The basic paperboard products are produced in a limited range of thicknesses because of the need for efficiency in paperboard manufacture. However, this thickness and stiffness range is extended considerably when two or more layers of paperboard are glue laminated together into equal-sided products with the same smooth and white printing surface on both sides. The many raw materials available provide numerous combinations so that many customer needs may be met.
Laminated paperboard offers good rigidity and smoothness which, when combined with excellent visual appeal, makes the package look more attractive to the consumer in the store.
Laminated paperboard is smooth and flat with good cohesion and adhesion. The combination of stiffness and converting possibilities makes it suitable for the packaging of expensive and luxury products.
Packaging that will come in direct contact with foodstuffs must be designed for each specific end use.
Evaluation of paperboard lamination
Most of the evaluation is done off-line. The aim is to determine and document that:
• the glue covers the whole web
• the glue keeps the webs together after drying
• the sheets are flat and free from twist
• the pallets are flat
• there is no damage (e.g. indentations) to the surfaces

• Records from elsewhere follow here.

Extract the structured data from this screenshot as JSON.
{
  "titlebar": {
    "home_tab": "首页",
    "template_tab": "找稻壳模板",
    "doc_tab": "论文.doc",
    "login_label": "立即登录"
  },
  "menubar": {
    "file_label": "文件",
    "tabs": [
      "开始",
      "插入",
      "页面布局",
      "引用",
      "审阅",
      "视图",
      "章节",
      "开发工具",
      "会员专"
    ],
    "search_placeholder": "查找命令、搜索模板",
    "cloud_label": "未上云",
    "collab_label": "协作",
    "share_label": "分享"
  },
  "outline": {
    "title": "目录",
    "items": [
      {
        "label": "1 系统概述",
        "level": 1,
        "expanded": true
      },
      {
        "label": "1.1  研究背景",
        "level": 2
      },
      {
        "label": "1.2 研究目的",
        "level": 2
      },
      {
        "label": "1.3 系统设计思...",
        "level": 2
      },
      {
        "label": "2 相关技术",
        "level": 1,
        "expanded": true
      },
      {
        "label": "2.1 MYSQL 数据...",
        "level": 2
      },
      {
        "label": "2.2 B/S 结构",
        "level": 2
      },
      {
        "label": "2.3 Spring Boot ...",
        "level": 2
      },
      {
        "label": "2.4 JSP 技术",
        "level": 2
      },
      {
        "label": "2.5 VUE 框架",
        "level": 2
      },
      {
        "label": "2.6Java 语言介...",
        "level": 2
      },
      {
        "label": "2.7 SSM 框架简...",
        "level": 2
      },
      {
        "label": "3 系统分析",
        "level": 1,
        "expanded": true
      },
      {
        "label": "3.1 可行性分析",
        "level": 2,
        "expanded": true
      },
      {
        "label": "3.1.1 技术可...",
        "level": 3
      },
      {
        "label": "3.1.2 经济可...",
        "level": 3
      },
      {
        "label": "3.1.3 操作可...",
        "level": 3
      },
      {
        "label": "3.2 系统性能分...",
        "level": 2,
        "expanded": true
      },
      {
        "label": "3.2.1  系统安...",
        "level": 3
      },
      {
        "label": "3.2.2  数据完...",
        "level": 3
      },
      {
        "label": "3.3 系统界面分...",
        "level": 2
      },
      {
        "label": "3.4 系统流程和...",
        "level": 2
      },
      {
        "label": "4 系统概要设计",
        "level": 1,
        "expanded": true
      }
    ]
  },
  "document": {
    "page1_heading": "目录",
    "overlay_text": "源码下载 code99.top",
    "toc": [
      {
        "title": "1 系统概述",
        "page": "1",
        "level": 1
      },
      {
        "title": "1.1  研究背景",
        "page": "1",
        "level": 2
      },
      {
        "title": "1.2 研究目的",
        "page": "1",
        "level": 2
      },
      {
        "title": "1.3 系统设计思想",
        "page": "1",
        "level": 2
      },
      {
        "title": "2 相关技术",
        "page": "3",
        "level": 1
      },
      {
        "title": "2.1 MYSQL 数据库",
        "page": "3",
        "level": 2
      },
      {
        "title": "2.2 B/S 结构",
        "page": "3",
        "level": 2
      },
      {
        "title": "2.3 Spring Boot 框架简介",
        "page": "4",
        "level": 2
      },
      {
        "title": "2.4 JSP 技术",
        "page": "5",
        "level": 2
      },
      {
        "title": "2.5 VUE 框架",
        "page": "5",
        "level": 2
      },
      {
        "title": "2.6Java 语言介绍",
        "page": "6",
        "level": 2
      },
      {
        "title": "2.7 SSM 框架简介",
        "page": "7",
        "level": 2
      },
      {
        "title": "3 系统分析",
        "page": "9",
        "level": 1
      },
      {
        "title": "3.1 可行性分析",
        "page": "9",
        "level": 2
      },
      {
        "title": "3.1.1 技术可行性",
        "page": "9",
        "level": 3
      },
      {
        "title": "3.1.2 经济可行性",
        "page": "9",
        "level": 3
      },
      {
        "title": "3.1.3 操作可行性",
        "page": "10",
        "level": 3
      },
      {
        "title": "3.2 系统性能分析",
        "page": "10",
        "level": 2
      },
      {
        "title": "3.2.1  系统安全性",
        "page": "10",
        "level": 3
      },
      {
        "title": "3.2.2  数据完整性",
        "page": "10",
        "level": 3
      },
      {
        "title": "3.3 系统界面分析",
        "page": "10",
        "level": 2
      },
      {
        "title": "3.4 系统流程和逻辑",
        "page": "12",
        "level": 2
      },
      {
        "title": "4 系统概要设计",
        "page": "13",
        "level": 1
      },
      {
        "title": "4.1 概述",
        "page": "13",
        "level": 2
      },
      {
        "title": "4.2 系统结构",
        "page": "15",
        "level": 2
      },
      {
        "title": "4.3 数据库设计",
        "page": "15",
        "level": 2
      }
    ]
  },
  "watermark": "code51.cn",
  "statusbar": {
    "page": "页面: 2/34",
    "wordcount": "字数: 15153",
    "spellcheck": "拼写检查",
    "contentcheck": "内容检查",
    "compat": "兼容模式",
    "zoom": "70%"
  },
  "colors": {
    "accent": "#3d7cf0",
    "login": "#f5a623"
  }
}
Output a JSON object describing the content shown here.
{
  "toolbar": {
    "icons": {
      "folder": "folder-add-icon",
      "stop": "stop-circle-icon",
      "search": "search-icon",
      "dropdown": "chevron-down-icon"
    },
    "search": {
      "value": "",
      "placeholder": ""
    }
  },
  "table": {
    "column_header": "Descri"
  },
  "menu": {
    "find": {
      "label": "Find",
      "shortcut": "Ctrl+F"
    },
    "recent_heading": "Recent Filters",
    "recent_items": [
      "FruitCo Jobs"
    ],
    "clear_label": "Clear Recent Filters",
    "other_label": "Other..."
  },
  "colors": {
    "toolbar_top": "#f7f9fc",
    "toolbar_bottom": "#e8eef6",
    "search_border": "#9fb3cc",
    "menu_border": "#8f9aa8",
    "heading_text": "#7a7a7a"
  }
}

• there is no visible dust or loose particles that can disturb the converting operation.
The glue lamination machine has four unwind stands.

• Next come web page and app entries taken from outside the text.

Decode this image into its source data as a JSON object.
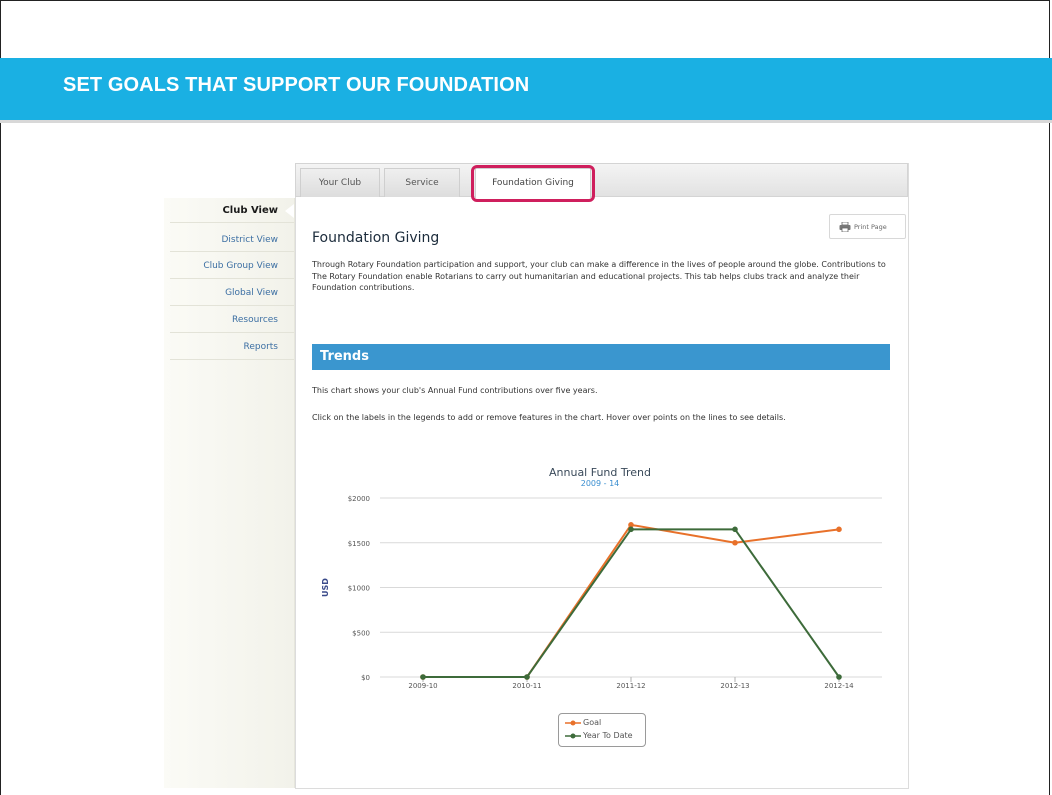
{
  "slide": {
    "title": "SET GOALS THAT SUPPORT OUR FOUNDATION"
  },
  "tabs": [
    {
      "label": "Your Club"
    },
    {
      "label": "Service"
    },
    {
      "label": "Foundation Giving",
      "active": true
    }
  ],
  "sidebar": {
    "items": [
      {
        "label": "Club View",
        "active": true
      },
      {
        "label": "District View"
      },
      {
        "label": "Club Group View"
      },
      {
        "label": "Global View"
      },
      {
        "label": "Resources"
      },
      {
        "label": "Reports"
      }
    ]
  },
  "print_button": {
    "label": "Print Page",
    "icon": "printer-icon"
  },
  "main": {
    "heading": "Foundation Giving",
    "intro": "Through Rotary Foundation participation and support, your club can make a difference in the lives of people around the globe. Contributions to The Rotary Foundation enable Rotarians to carry out humanitarian and educational projects. This tab helps clubs track and analyze their Foundation contributions.",
    "section_title": "Trends",
    "chart_desc": "This chart shows your club's Annual Fund contributions over five years.",
    "chart_hint": "Click on the labels in the legends to add or remove features in the chart. Hover over points on the lines to see details."
  },
  "colors": {
    "banner": "#1ab0e3",
    "section_bar": "#3a96cf",
    "highlight": "#cf1f5d",
    "goal": "#e8712a",
    "ytd": "#3d6b3a"
  },
  "chart_data": {
    "type": "line",
    "title": "Annual Fund Trend",
    "subtitle": "2009 - 14",
    "xlabel": "",
    "ylabel": "USD",
    "categories": [
      "2009-10",
      "2010-11",
      "2011-12",
      "2012-13",
      "2012-14"
    ],
    "y_ticks": [
      "$0",
      "$500",
      "$1000",
      "$1500",
      "$2000"
    ],
    "ylim": [
      0,
      2000
    ],
    "grid": true,
    "legend_position": "bottom-center",
    "series": [
      {
        "name": "Goal",
        "color": "#e8712a",
        "values": [
          0,
          0,
          1700,
          1500,
          1650
        ]
      },
      {
        "name": "Year To Date",
        "color": "#3d6b3a",
        "values": [
          0,
          0,
          1650,
          1650,
          0
        ]
      }
    ]
  }
}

IR (infra-red) driers are used to control the shape of the sheets.
Water-based adhesives are used to glue the board webs.

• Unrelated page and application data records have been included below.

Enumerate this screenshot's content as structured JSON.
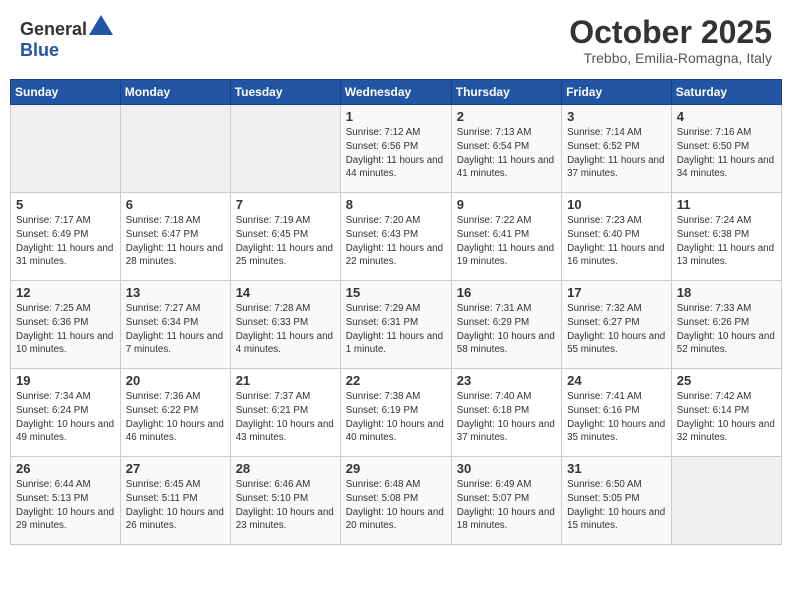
{
  "header": {
    "logo_general": "General",
    "logo_blue": "Blue",
    "month": "October 2025",
    "location": "Trebbo, Emilia-Romagna, Italy"
  },
  "days_of_week": [
    "Sunday",
    "Monday",
    "Tuesday",
    "Wednesday",
    "Thursday",
    "Friday",
    "Saturday"
  ],
  "weeks": [
    [
      {
        "day": "",
        "content": ""
      },
      {
        "day": "",
        "content": ""
      },
      {
        "day": "",
        "content": ""
      },
      {
        "day": "1",
        "content": "Sunrise: 7:12 AM\nSunset: 6:56 PM\nDaylight: 11 hours and 44 minutes."
      },
      {
        "day": "2",
        "content": "Sunrise: 7:13 AM\nSunset: 6:54 PM\nDaylight: 11 hours and 41 minutes."
      },
      {
        "day": "3",
        "content": "Sunrise: 7:14 AM\nSunset: 6:52 PM\nDaylight: 11 hours and 37 minutes."
      },
      {
        "day": "4",
        "content": "Sunrise: 7:16 AM\nSunset: 6:50 PM\nDaylight: 11 hours and 34 minutes."
      }
    ],
    [
      {
        "day": "5",
        "content": "Sunrise: 7:17 AM\nSunset: 6:49 PM\nDaylight: 11 hours and 31 minutes."
      },
      {
        "day": "6",
        "content": "Sunrise: 7:18 AM\nSunset: 6:47 PM\nDaylight: 11 hours and 28 minutes."
      },
      {
        "day": "7",
        "content": "Sunrise: 7:19 AM\nSunset: 6:45 PM\nDaylight: 11 hours and 25 minutes."
      },
      {
        "day": "8",
        "content": "Sunrise: 7:20 AM\nSunset: 6:43 PM\nDaylight: 11 hours and 22 minutes."
      },
      {
        "day": "9",
        "content": "Sunrise: 7:22 AM\nSunset: 6:41 PM\nDaylight: 11 hours and 19 minutes."
      },
      {
        "day": "10",
        "content": "Sunrise: 7:23 AM\nSunset: 6:40 PM\nDaylight: 11 hours and 16 minutes."
      },
      {
        "day": "11",
        "content": "Sunrise: 7:24 AM\nSunset: 6:38 PM\nDaylight: 11 hours and 13 minutes."
      }
    ],
    [
      {
        "day": "12",
        "content": "Sunrise: 7:25 AM\nSunset: 6:36 PM\nDaylight: 11 hours and 10 minutes."
      },
      {
        "day": "13",
        "content": "Sunrise: 7:27 AM\nSunset: 6:34 PM\nDaylight: 11 hours and 7 minutes."
      },
      {
        "day": "14",
        "content": "Sunrise: 7:28 AM\nSunset: 6:33 PM\nDaylight: 11 hours and 4 minutes."
      },
      {
        "day": "15",
        "content": "Sunrise: 7:29 AM\nSunset: 6:31 PM\nDaylight: 11 hours and 1 minute."
      },
      {
        "day": "16",
        "content": "Sunrise: 7:31 AM\nSunset: 6:29 PM\nDaylight: 10 hours and 58 minutes."
      },
      {
        "day": "17",
        "content": "Sunrise: 7:32 AM\nSunset: 6:27 PM\nDaylight: 10 hours and 55 minutes."
      },
      {
        "day": "18",
        "content": "Sunrise: 7:33 AM\nSunset: 6:26 PM\nDaylight: 10 hours and 52 minutes."
      }
    ],
    [
      {
        "day": "19",
        "content": "Sunrise: 7:34 AM\nSunset: 6:24 PM\nDaylight: 10 hours and 49 minutes."
      },
      {
        "day": "20",
        "content": "Sunrise: 7:36 AM\nSunset: 6:22 PM\nDaylight: 10 hours and 46 minutes."
      },
      {
        "day": "21",
        "content": "Sunrise: 7:37 AM\nSunset: 6:21 PM\nDaylight: 10 hours and 43 minutes."
      },
      {
        "day": "22",
        "content": "Sunrise: 7:38 AM\nSunset: 6:19 PM\nDaylight: 10 hours and 40 minutes."
      },
      {
        "day": "23",
        "content": "Sunrise: 7:40 AM\nSunset: 6:18 PM\nDaylight: 10 hours and 37 minutes."
      },
      {
        "day": "24",
        "content": "Sunrise: 7:41 AM\nSunset: 6:16 PM\nDaylight: 10 hours and 35 minutes."
      },
      {
        "day": "25",
        "content": "Sunrise: 7:42 AM\nSunset: 6:14 PM\nDaylight: 10 hours and 32 minutes."
      }
    ],
    [
      {
        "day": "26",
        "content": "Sunrise: 6:44 AM\nSunset: 5:13 PM\nDaylight: 10 hours and 29 minutes."
      },
      {
        "day": "27",
        "content": "Sunrise: 6:45 AM\nSunset: 5:11 PM\nDaylight: 10 hours and 26 minutes."
      },
      {
        "day": "28",
        "content": "Sunrise: 6:46 AM\nSunset: 5:10 PM\nDaylight: 10 hours and 23 minutes."
      },
      {
        "day": "29",
        "content": "Sunrise: 6:48 AM\nSunset: 5:08 PM\nDaylight: 10 hours and 20 minutes."
      },
      {
        "day": "30",
        "content": "Sunrise: 6:49 AM\nSunset: 5:07 PM\nDaylight: 10 hours and 18 minutes."
      },
      {
        "day": "31",
        "content": "Sunrise: 6:50 AM\nSunset: 5:05 PM\nDaylight: 10 hours and 15 minutes."
      },
      {
        "day": "",
        "content": ""
      }
    ]
  ]
}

10. Press Nip
After gluing, the webs are pressed together.
11. Sheeting and Stacking
The glued board is sheeted and stacked on pallets in line.
Evaluation of extrusion coating and lamination
This process lends itself to control and continuous monitoring of the coat weight, coating profile, thickness and moisture profiles during production.
The following properties are measured off-line:
• surface smoothness (printing side, reverse side)
• surface tension (treated side)
• flatness of the sheet
• heat sealability (where applicable)
• odour and taint neutrality
• surface defects
• blistering (where applicable).
Conversion operations in practice
Slightly different settings and techniques are necessary with extrusion-coated and laminated products in printing, die-cutting, creasing, gluing, and sealing. They are well established and do not cause problems in practice.
Low odour printing inks and the programmed airing of pallets are important to prevent the absorption of taint into the plastic coating. Always use well-proven procedures as prescribed by the printing ink supplier.
Uniform coat weight is important for successful conversion.
When paperboard is glue laminated together to give a thicker and stiffer product, the following changes should be considered: